TASK STATEMENT: Exact reproduction of all the entries is required, without any of their pictures.
───── PROVIDED DATA
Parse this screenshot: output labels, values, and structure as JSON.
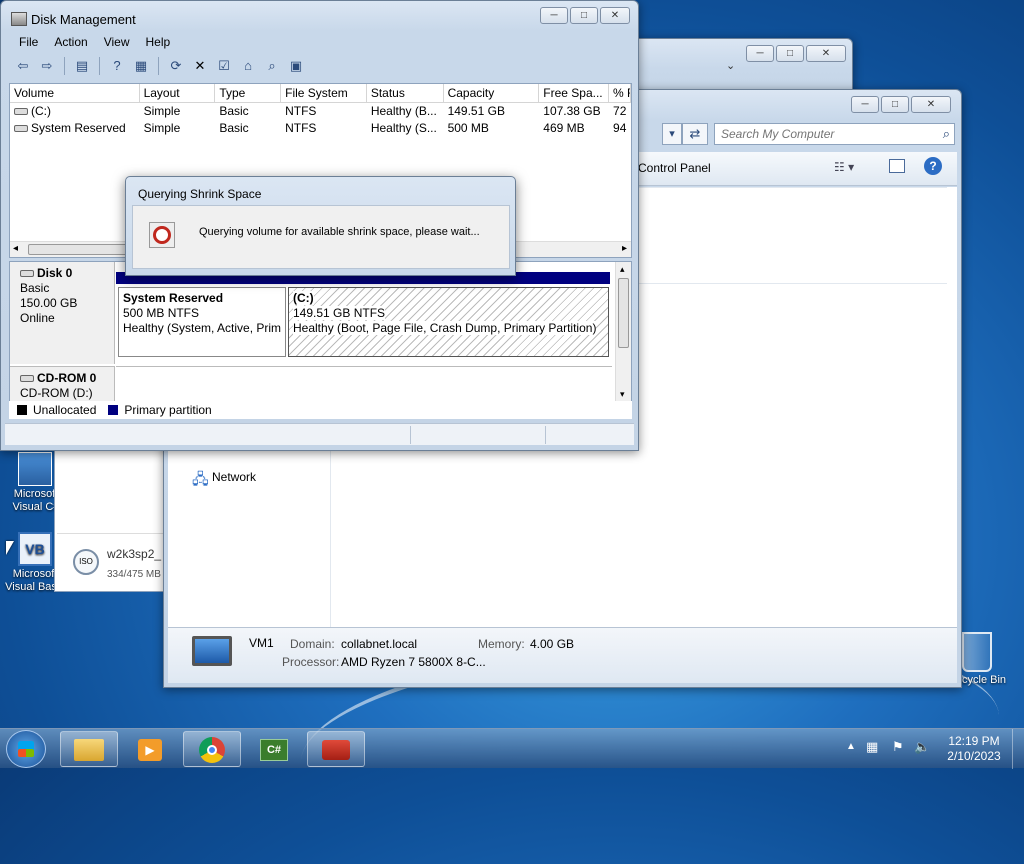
{
  "desktop": {
    "icons": [
      {
        "label": "Microsoft Visual C#"
      },
      {
        "label": "Microsoft Visual Basic"
      },
      {
        "label": "Recycle Bin"
      }
    ]
  },
  "explorer_back": {
    "download_item": {
      "name": "w2k3sp2_",
      "progress": "334/475 MB"
    }
  },
  "computer_window": {
    "search_placeholder": "Search My Computer",
    "toolbar_item": "Control Panel",
    "nav_network": "Network",
    "details": {
      "name": "VM1",
      "domain_label": "Domain:",
      "domain_value": "collabnet.local",
      "memory_label": "Memory:",
      "memory_value": "4.00 GB",
      "processor_label": "Processor:",
      "processor_value": "AMD Ryzen 7 5800X 8-C..."
    }
  },
  "disk_management": {
    "title": "Disk Management",
    "menu": [
      "File",
      "Action",
      "View",
      "Help"
    ],
    "columns": [
      "Volume",
      "Layout",
      "Type",
      "File System",
      "Status",
      "Capacity",
      "Free Spa...",
      "% F"
    ],
    "volumes": [
      {
        "volume": "(C:)",
        "layout": "Simple",
        "type": "Basic",
        "fs": "NTFS",
        "status": "Healthy (B...",
        "capacity": "149.51 GB",
        "free": "107.38 GB",
        "pct": "72"
      },
      {
        "volume": "System Reserved",
        "layout": "Simple",
        "type": "Basic",
        "fs": "NTFS",
        "status": "Healthy (S...",
        "capacity": "500 MB",
        "free": "469 MB",
        "pct": "94"
      }
    ],
    "disks": [
      {
        "name": "Disk 0",
        "type": "Basic",
        "size": "150.00 GB",
        "state": "Online"
      },
      {
        "name": "CD-ROM 0",
        "type": "CD-ROM (D:)"
      }
    ],
    "partitions": [
      {
        "name": "System Reserved",
        "size": "500 MB NTFS",
        "status": "Healthy (System, Active, Prim"
      },
      {
        "name": "(C:)",
        "size": "149.51 GB NTFS",
        "status": "Healthy (Boot, Page File, Crash Dump, Primary Partition)"
      }
    ],
    "legend": [
      {
        "label": "Unallocated",
        "color": "#000000"
      },
      {
        "label": "Primary partition",
        "color": "#000080"
      }
    ]
  },
  "dialog": {
    "title": "Querying Shrink Space",
    "message": "Querying volume for available shrink space, please wait..."
  },
  "tray": {
    "time": "12:19 PM",
    "date": "2/10/2023"
  }
}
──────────
PROBLEM SOLUTION:
Parse this screenshot: output labels, values, and structure as JSON.
{
  "desktop": {
    "icons": [
      {
        "label": "Microsoft Visual C#"
      },
      {
        "label": "Microsoft Visual Basic"
      },
      {
        "label": "Recycle Bin"
      }
    ]
  },
  "explorer_back": {
    "download_item": {
      "name": "w2k3sp2_",
      "progress": "334/475 MB"
    }
  },
  "computer_window": {
    "search_placeholder": "Search My Computer",
    "toolbar_item": "Control Panel",
    "nav_network": "Network",
    "details": {
      "name": "VM1",
      "domain_label": "Domain:",
      "domain_value": "collabnet.local",
      "memory_label": "Memory:",
      "memory_value": "4.00 GB",
      "processor_label": "Processor:",
      "processor_value": "AMD Ryzen 7 5800X 8-C..."
    }
  },
  "disk_management": {
    "title": "Disk Management",
    "menu": [
      "File",
      "Action",
      "View",
      "Help"
    ],
    "columns": [
      "Volume",
      "Layout",
      "Type",
      "File System",
      "Status",
      "Capacity",
      "Free Spa...",
      "% F"
    ],
    "volumes": [
      {
        "volume": "(C:)",
        "layout": "Simple",
        "type": "Basic",
        "fs": "NTFS",
        "status": "Healthy (B...",
        "capacity": "149.51 GB",
        "free": "107.38 GB",
        "pct": "72"
      },
      {
        "volume": "System Reserved",
        "layout": "Simple",
        "type": "Basic",
        "fs": "NTFS",
        "status": "Healthy (S...",
        "capacity": "500 MB",
        "free": "469 MB",
        "pct": "94"
      }
    ],
    "disks": [
      {
        "name": "Disk 0",
        "type": "Basic",
        "size": "150.00 GB",
        "state": "Online"
      },
      {
        "name": "CD-ROM 0",
        "type": "CD-ROM (D:)"
      }
    ],
    "partitions": [
      {
        "name": "System Reserved",
        "size": "500 MB NTFS",
        "status": "Healthy (System, Active, Prim"
      },
      {
        "name": "(C:)",
        "size": "149.51 GB NTFS",
        "status": "Healthy (Boot, Page File, Crash Dump, Primary Partition)"
      }
    ],
    "legend": [
      {
        "label": "Unallocated",
        "color": "#000000"
      },
      {
        "label": "Primary partition",
        "color": "#000080"
      }
    ]
  },
  "dialog": {
    "title": "Querying Shrink Space",
    "message": "Querying volume for available shrink space, please wait..."
  },
  "tray": {
    "time": "12:19 PM",
    "date": "2/10/2023"
  }
}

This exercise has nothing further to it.